Saône

 

a river in eastern France, a right (and the largest) tributary of the Rhône. It is 482 km long and drains an area of approximately 30,000 sq km, with part of the basin in Switzerland. The main tributary is the Doubs.

The Saône originates on the southern part of the Lorraine Plateau and flows through the Saône-Rhöne intermontane depression; it is calm and flows along plains. The Saóne is fed primarily by rain, with the highest water levels from November through April. The level rises 3–4 m during flash floods; the mean flow rate near the mouth is approximately 400 cu m per sec. The Saóne is navigable for almost its entire length; the channel contains locks and is embanked in places. The river is connected by canals with the Moselle, Loire, Marne, Seine, and Rhine rivers.

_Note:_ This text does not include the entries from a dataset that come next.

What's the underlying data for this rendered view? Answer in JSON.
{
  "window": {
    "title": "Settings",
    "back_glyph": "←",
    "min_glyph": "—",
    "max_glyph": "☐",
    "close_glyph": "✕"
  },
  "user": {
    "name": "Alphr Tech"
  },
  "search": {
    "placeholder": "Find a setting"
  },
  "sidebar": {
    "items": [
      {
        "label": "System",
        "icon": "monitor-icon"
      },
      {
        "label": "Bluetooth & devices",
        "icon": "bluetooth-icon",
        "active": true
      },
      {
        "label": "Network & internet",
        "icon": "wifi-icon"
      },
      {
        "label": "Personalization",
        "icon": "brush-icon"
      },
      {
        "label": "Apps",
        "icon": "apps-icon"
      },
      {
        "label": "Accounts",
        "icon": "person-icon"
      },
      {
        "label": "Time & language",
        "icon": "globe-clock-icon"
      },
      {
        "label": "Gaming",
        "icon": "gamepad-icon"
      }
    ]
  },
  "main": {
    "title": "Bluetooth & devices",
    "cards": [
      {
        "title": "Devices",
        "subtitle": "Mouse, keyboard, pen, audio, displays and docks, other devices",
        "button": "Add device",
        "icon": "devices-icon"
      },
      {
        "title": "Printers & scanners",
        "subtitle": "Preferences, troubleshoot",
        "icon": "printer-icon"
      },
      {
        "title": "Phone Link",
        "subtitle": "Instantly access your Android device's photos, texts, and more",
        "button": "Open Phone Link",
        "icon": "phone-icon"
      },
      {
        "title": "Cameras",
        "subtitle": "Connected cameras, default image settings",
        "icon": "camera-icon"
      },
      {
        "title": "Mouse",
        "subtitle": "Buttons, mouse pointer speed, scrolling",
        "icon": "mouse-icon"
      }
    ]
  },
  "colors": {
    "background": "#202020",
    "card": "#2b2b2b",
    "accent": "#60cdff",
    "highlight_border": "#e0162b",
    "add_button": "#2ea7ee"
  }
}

The city of Lyon is at the mouth.

The Great Soviet Encyclopedia, 3rd Edition (1970-1979). © 2010 The Gale Group, Inc. All rights reserved.